** Task objective **
Where in the data below does the word "icon" appear? Copy every line that has it.

** Records supplied **

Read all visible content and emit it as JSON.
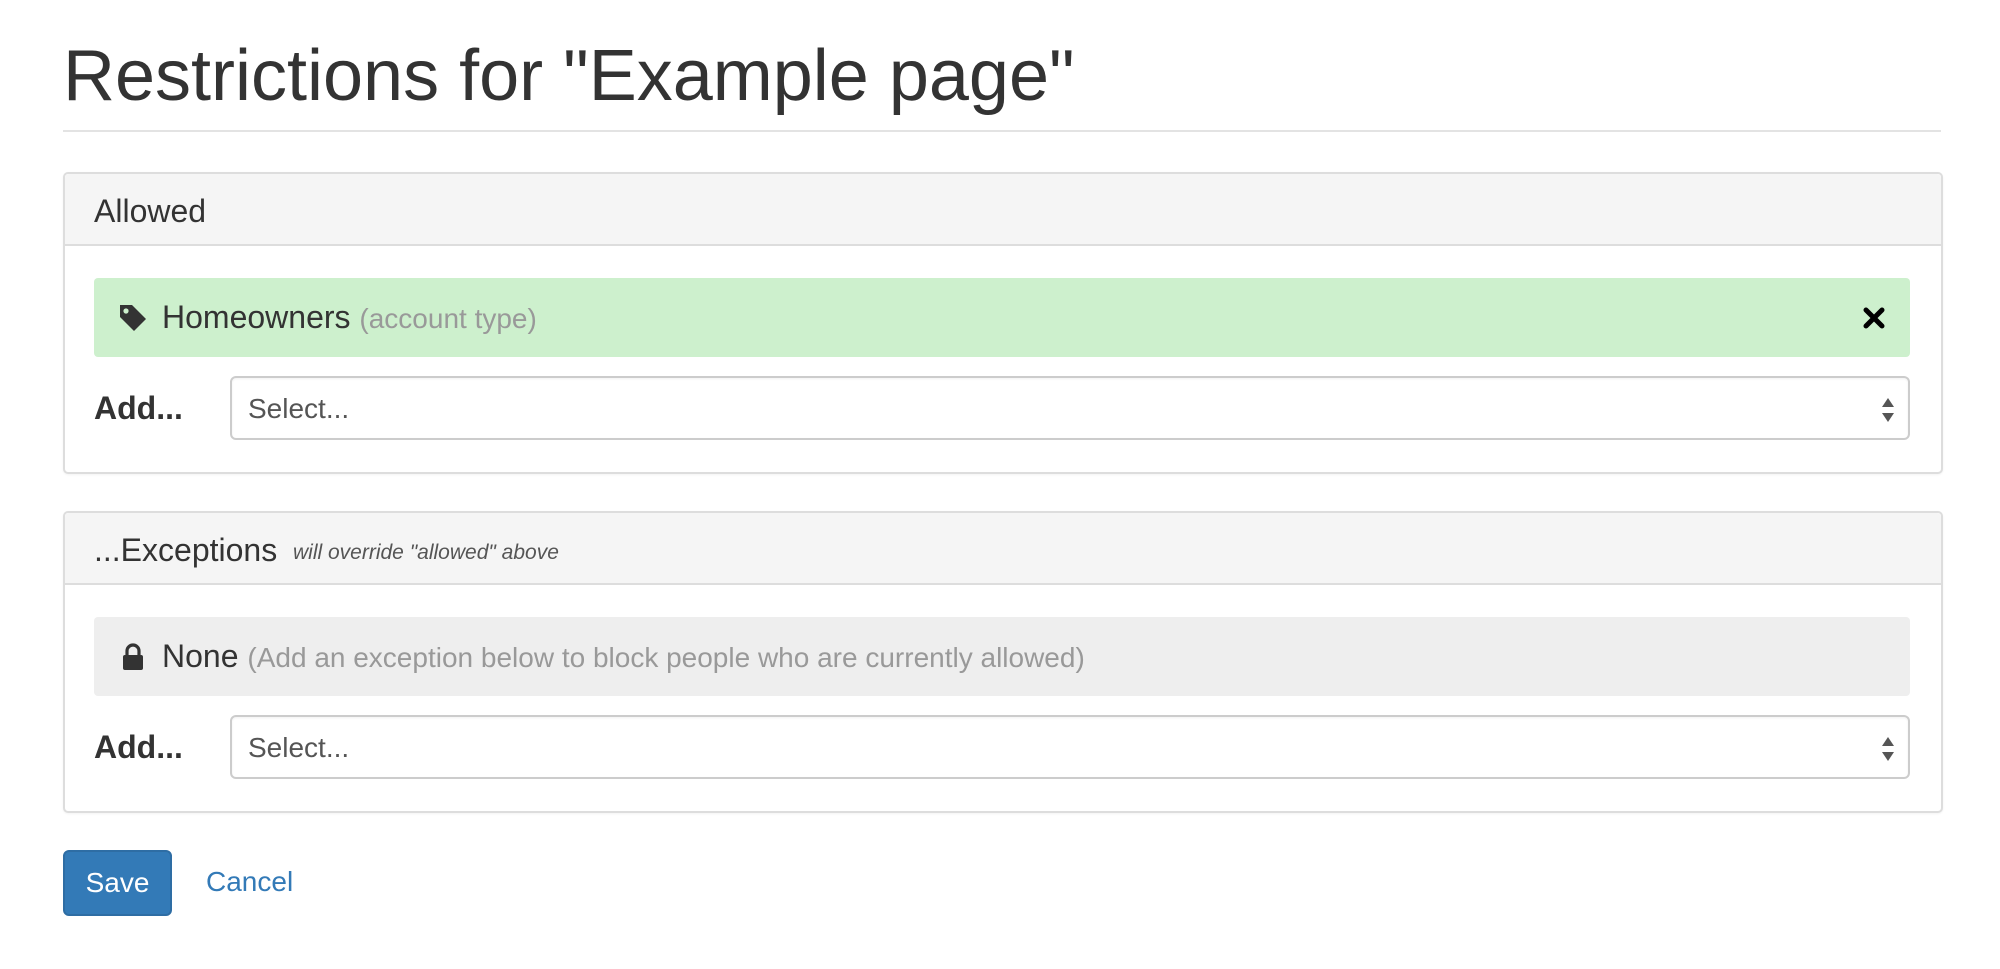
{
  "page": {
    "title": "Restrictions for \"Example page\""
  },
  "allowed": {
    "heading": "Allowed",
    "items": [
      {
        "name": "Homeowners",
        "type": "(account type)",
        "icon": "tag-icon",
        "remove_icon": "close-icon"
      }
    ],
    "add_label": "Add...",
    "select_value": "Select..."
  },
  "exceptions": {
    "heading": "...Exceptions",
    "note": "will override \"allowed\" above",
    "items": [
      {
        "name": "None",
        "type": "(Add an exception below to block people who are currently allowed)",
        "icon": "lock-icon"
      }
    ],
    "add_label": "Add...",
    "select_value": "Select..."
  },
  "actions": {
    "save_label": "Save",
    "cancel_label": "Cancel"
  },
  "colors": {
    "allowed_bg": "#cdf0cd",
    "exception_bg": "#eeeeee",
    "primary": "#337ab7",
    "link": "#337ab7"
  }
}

** Task result **
        "icon": "tag-icon",
        "remove_icon": "close-icon"
        "icon": "lock-icon"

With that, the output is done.